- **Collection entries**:
>>>>

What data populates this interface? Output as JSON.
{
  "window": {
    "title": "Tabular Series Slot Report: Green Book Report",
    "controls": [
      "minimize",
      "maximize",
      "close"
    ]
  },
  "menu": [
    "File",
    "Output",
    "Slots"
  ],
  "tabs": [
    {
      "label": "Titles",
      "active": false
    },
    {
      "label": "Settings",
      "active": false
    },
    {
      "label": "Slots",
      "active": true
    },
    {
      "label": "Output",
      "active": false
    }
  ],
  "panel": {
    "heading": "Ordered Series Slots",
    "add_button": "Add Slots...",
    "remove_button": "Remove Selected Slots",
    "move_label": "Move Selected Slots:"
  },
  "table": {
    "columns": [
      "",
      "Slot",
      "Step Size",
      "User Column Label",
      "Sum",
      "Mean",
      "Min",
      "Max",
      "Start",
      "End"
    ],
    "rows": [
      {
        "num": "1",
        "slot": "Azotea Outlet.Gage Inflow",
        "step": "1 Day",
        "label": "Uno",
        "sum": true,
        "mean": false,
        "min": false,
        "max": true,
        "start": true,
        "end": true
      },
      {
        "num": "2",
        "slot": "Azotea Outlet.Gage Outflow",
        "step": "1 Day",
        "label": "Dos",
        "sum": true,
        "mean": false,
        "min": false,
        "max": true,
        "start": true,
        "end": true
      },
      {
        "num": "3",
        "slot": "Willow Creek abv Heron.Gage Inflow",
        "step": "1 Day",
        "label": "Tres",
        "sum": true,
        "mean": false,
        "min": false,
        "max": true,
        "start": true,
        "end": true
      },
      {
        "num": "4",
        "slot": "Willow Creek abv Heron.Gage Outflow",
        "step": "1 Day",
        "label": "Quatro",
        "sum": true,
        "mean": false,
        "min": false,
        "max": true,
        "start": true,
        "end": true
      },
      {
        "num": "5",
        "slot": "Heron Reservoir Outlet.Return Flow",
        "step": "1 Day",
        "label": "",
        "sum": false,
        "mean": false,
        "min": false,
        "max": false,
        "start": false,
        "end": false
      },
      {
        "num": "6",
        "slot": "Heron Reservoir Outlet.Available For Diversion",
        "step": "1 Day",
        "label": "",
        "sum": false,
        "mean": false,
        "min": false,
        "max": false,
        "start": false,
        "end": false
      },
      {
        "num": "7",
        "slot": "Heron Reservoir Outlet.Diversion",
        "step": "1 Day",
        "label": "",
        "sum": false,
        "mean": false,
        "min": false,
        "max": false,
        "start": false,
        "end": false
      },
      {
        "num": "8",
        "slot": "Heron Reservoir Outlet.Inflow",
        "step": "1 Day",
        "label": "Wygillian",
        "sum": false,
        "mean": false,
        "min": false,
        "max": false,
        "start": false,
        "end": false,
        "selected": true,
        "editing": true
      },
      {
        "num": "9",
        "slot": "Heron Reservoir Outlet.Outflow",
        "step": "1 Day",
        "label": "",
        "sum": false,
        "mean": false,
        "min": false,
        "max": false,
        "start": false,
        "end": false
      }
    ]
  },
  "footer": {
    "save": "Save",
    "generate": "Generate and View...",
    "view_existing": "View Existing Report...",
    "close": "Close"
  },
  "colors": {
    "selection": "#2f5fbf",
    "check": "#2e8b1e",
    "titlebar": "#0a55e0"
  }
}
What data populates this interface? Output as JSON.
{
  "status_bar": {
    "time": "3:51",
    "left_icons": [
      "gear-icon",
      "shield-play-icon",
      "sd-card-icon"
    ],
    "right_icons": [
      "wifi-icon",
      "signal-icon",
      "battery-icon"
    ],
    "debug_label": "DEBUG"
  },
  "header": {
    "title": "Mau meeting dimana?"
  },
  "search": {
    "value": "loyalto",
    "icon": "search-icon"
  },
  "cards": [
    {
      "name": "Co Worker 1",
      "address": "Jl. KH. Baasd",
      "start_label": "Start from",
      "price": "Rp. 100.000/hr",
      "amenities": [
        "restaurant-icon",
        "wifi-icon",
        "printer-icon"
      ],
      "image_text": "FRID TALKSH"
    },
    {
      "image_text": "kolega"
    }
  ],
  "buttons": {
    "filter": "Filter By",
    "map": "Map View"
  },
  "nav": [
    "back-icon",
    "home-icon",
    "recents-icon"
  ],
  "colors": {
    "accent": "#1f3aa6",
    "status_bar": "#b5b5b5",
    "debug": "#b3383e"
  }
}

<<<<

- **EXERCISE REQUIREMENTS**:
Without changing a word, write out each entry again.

- **REPLY TO THE EXERCISE**:
What data populates this interface? Output as JSON.
{
  "window": {
    "title": "Tabular Series Slot Report: Green Book Report",
    "controls": [
      "minimize",
      "maximize",
      "close"
    ]
  },
  "menu": [
    "File",
    "Output",
    "Slots"
  ],
  "tabs": [
    {
      "label": "Titles",
      "active": false
    },
    {
      "label": "Settings",
      "active": false
    },
    {
      "label": "Slots",
      "active": true
    },
    {
      "label": "Output",
      "active": false
    }
  ],
  "panel": {
    "heading": "Ordered Series Slots",
    "add_button": "Add Slots...",
    "remove_button": "Remove Selected Slots",
    "move_label": "Move Selected Slots:"
  },
  "table": {
    "columns": [
      "",
      "Slot",
      "Step Size",
      "User Column Label",
      "Sum",
      "Mean",
      "Min",
      "Max",
      "Start",
      "End"
    ],
    "rows": [
      {
        "num": "1",
        "slot": "Azotea Outlet.Gage Inflow",
        "step": "1 Day",
        "label": "Uno",
        "sum": true,
        "mean": false,
        "min": false,
        "max": true,
        "start": true,
        "end": true
      },
      {
        "num": "2",
        "slot": "Azotea Outlet.Gage Outflow",
        "step": "1 Day",
        "label": "Dos",
        "sum": true,
        "mean": false,
        "min": false,
        "max": true,
        "start": true,
        "end": true
      },
      {
        "num": "3",
        "slot": "Willow Creek abv Heron.Gage Inflow",
        "step": "1 Day",
        "label": "Tres",
        "sum": true,
        "mean": false,
        "min": false,
        "max": true,
        "start": true,
        "end": true
      },
      {
        "num": "4",
        "slot": "Willow Creek abv Heron.Gage Outflow",
        "step": "1 Day",
        "label": "Quatro",
        "sum": true,
        "mean": false,
        "min": false,
        "max": true,
        "start": true,
        "end": true
      },
      {
        "num": "5",
        "slot": "Heron Reservoir Outlet.Return Flow",
        "step": "1 Day",
        "label": "",
        "sum": false,
        "mean": false,
        "min": false,
        "max": false,
        "start": false,
        "end": false
      },
      {
        "num": "6",
        "slot": "Heron Reservoir Outlet.Available For Diversion",
        "step": "1 Day",
        "label": "",
        "sum": false,
        "mean": false,
        "min": false,
        "max": false,
        "start": false,
        "end": false
      },
      {
        "num": "7",
        "slot": "Heron Reservoir Outlet.Diversion",
        "step": "1 Day",
        "label": "",
        "sum": false,
        "mean": false,
        "min": false,
        "max": false,
        "start": false,
        "end": false
      },
      {
        "num": "8",
        "slot": "Heron Reservoir Outlet.Inflow",
        "step": "1 Day",
        "label": "Wygillian",
        "sum": false,
        "mean": false,
        "min": false,
        "max": false,
        "start": false,
        "end": false,
        "selected": true,
        "editing": true
      },
      {
        "num": "9",
        "slot": "Heron Reservoir Outlet.Outflow",
        "step": "1 Day",
        "label": "",
        "sum": false,
        "mean": false,
        "min": false,
        "max": false,
        "start": false,
        "end": false
      }
    ]
  },
  "footer": {
    "save": "Save",
    "generate": "Generate and View...",
    "view_existing": "View Existing Report...",
    "close": "Close"
  },
  "colors": {
    "selection": "#2f5fbf",
    "check": "#2e8b1e",
    "titlebar": "#0a55e0"
  }
}
What data populates this interface? Output as JSON.
{
  "status_bar": {
    "time": "3:51",
    "left_icons": [
      "gear-icon",
      "shield-play-icon",
      "sd-card-icon"
    ],
    "right_icons": [
      "wifi-icon",
      "signal-icon",
      "battery-icon"
    ],
    "debug_label": "DEBUG"
  },
  "header": {
    "title": "Mau meeting dimana?"
  },
  "search": {
    "value": "loyalto",
    "icon": "search-icon"
  },
  "cards": [
    {
      "name": "Co Worker 1",
      "address": "Jl. KH. Baasd",
      "start_label": "Start from",
      "price": "Rp. 100.000/hr",
      "amenities": [
        "restaurant-icon",
        "wifi-icon",
        "printer-icon"
      ],
      "image_text": "FRID TALKSH"
    },
    {
      "image_text": "kolega"
    }
  ],
  "buttons": {
    "filter": "Filter By",
    "map": "Map View"
  },
  "nav": [
    "back-icon",
    "home-icon",
    "recents-icon"
  ],
  "colors": {
    "accent": "#1f3aa6",
    "status_bar": "#b5b5b5",
    "debug": "#b3383e"
  }
}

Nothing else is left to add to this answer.